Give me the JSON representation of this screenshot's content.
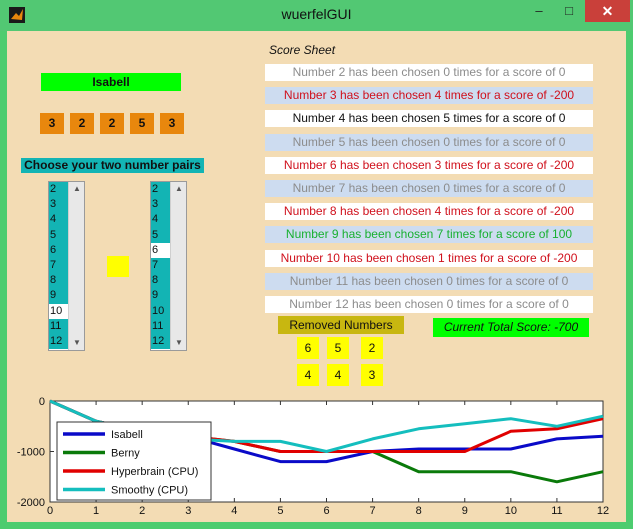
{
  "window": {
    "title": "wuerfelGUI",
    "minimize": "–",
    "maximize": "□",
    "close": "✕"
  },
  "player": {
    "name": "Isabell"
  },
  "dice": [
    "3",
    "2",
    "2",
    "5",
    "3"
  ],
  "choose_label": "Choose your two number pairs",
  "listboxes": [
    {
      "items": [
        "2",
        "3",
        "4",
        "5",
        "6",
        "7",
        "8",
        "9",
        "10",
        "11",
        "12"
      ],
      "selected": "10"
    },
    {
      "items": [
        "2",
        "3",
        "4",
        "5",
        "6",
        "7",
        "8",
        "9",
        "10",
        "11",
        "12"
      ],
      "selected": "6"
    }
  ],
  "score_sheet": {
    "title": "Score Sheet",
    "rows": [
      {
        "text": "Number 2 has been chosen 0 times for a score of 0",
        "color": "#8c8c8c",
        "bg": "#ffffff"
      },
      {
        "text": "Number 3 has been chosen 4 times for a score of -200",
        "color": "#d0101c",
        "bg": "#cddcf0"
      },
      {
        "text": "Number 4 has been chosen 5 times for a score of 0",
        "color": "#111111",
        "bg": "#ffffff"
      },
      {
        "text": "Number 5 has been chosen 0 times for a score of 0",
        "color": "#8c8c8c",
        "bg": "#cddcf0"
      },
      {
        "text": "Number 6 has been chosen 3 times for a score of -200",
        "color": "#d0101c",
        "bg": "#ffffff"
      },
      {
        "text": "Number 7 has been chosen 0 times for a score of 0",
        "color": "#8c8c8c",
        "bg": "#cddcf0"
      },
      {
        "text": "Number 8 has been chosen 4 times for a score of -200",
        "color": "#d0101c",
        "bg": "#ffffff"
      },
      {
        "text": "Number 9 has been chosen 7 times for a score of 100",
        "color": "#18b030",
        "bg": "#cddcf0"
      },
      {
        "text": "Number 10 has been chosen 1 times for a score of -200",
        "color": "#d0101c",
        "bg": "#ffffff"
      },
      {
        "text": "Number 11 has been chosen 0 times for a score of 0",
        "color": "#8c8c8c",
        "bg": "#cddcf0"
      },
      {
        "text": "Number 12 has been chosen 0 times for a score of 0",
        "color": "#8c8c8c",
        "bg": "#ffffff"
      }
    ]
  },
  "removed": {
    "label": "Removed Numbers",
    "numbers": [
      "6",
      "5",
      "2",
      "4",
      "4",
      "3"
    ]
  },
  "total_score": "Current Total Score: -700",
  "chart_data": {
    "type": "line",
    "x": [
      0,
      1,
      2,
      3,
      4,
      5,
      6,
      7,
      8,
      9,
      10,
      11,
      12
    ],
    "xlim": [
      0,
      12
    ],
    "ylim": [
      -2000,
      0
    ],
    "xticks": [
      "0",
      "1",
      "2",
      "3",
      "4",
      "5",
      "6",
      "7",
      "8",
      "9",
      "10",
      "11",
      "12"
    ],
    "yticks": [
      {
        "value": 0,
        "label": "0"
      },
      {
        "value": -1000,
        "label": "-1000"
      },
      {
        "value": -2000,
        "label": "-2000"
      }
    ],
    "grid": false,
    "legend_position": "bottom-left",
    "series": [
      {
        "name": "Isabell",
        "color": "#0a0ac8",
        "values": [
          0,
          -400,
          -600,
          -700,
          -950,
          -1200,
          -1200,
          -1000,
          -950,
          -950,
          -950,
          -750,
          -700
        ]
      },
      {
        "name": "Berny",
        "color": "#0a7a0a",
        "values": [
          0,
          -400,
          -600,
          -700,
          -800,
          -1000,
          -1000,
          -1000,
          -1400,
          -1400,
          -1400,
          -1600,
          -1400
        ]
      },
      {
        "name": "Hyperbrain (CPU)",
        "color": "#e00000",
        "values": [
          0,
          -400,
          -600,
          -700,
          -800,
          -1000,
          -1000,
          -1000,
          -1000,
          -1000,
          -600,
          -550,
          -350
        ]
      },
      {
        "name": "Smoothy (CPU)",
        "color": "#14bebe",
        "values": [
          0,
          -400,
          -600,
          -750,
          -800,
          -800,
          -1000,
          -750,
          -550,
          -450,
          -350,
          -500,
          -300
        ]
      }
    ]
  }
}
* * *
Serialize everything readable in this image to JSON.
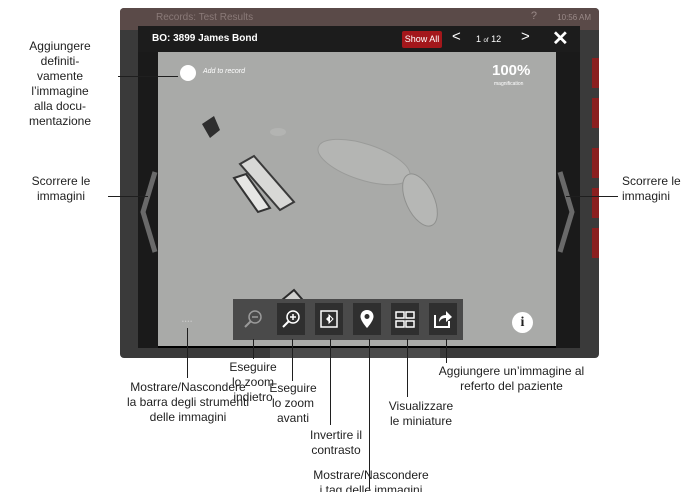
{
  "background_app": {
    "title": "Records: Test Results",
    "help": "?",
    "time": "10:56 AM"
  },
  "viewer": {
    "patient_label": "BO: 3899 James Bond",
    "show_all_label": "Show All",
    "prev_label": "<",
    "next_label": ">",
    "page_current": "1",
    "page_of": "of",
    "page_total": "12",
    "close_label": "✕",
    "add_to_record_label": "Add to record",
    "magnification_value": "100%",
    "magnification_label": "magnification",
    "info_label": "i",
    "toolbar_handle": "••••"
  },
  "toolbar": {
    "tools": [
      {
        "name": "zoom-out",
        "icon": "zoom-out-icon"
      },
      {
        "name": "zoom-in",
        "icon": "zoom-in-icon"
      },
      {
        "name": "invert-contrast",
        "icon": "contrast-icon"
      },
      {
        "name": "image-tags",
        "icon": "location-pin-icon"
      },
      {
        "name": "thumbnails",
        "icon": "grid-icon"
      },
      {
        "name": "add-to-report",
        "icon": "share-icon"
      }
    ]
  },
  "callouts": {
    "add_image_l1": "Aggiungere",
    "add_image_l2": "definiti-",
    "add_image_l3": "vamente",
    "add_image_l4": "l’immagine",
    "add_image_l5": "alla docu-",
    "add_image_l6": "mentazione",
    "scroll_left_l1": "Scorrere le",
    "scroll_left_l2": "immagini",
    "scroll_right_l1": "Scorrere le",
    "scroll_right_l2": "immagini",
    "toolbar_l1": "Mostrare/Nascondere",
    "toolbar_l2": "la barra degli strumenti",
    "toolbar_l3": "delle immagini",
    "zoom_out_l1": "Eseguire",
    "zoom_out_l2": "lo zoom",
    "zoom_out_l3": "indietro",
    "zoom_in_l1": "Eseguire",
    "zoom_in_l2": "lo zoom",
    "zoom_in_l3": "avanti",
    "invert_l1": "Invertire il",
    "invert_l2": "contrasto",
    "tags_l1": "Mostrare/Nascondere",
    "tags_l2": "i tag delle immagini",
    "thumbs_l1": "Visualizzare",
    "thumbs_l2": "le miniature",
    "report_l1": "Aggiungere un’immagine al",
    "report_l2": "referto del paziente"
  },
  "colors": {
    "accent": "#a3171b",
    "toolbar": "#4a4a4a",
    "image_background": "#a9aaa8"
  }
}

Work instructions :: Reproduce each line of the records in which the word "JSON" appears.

Completed task ::
Give me the JSON representation of this screenshot's content.
Serialize everything readable in this image to JSON.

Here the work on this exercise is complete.